▶ [EXERCISE DIRECTIONS]
Every line in the data below that holds "kind" should be found and copied.

▶ [SUPPLIED ENTRIES]
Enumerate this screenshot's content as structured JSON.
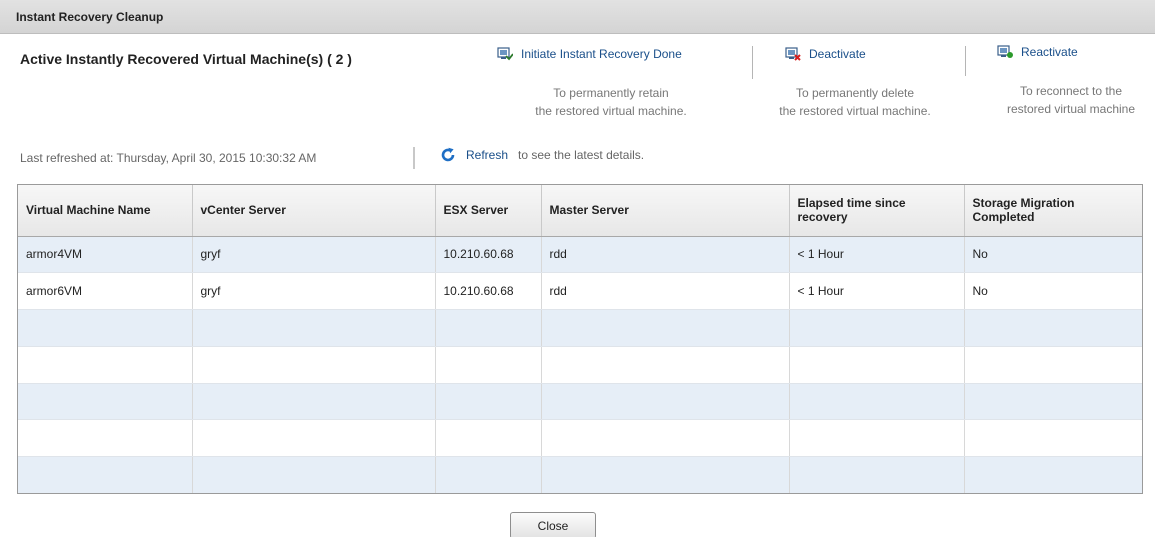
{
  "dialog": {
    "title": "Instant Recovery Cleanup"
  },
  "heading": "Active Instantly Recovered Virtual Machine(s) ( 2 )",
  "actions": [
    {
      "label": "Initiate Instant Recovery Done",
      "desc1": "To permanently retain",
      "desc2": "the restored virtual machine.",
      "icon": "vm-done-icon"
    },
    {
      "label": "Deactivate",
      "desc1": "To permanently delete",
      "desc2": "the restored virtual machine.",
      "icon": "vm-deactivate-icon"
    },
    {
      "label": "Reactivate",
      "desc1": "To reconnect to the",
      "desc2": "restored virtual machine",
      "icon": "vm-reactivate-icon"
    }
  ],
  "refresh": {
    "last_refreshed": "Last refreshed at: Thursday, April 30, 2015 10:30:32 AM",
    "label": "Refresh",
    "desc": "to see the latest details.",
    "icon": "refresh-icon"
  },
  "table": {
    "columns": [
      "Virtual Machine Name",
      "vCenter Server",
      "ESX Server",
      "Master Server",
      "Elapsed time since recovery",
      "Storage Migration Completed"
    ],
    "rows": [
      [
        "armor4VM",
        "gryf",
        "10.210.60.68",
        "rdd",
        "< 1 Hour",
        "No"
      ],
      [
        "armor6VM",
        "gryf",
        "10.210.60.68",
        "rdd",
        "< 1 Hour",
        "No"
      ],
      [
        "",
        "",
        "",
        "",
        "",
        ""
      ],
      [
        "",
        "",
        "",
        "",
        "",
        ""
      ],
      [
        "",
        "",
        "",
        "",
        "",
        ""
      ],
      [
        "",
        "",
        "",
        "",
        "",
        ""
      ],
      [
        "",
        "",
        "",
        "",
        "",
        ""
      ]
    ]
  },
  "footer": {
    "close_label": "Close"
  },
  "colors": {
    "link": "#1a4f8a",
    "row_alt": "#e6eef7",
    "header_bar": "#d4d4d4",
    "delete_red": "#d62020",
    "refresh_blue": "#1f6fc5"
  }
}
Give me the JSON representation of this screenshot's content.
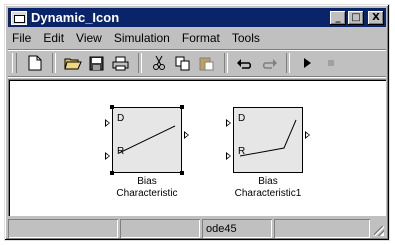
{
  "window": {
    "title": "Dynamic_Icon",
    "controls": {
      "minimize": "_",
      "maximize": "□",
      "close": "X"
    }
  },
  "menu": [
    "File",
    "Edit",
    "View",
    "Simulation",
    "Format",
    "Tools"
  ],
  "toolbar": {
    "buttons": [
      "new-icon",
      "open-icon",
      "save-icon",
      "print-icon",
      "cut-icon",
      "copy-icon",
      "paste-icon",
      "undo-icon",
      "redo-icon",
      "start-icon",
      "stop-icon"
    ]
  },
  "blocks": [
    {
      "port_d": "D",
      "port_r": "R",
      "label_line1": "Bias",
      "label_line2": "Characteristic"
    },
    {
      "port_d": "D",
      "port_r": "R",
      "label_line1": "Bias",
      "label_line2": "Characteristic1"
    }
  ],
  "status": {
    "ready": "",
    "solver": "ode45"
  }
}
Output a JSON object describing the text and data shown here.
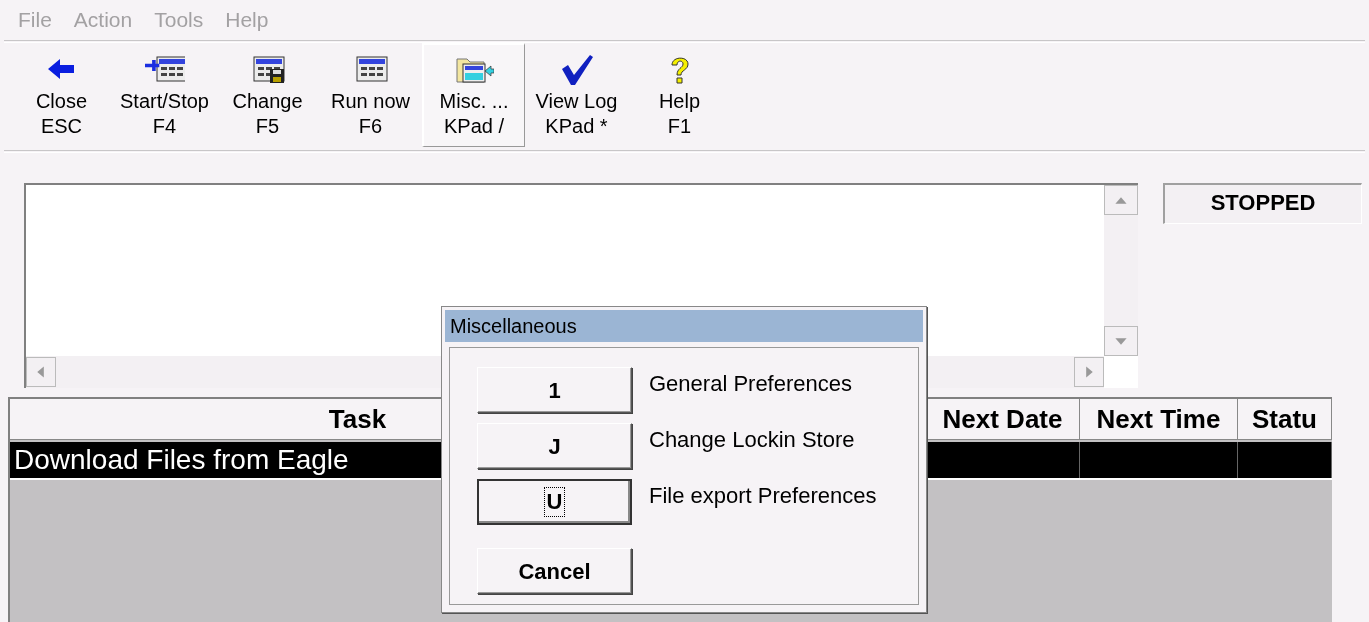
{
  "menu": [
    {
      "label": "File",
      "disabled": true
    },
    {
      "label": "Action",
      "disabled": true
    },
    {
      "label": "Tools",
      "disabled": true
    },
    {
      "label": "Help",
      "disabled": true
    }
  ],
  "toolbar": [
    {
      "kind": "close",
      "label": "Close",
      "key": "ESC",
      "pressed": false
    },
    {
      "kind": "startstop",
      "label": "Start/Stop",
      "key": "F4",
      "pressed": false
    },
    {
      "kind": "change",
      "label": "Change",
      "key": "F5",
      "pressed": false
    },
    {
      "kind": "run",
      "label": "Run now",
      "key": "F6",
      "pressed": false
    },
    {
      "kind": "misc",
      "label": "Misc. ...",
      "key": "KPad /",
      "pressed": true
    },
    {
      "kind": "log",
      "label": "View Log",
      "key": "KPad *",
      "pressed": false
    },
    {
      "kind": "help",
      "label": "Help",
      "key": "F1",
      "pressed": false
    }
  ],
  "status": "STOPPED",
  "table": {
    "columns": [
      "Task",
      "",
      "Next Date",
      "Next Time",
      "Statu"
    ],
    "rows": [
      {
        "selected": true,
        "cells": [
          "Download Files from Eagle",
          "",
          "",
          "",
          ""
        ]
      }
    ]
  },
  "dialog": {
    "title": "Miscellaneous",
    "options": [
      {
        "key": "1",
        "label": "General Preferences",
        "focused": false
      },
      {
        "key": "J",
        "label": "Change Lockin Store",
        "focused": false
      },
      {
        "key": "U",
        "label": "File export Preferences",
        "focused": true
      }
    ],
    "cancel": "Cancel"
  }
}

▶ [SOLUTION FOR THIS TASK]
      "kind": "close",
      "kind": "startstop",
      "kind": "change",
      "kind": "run",
      "kind": "misc",
      "kind": "log",
      "kind": "help",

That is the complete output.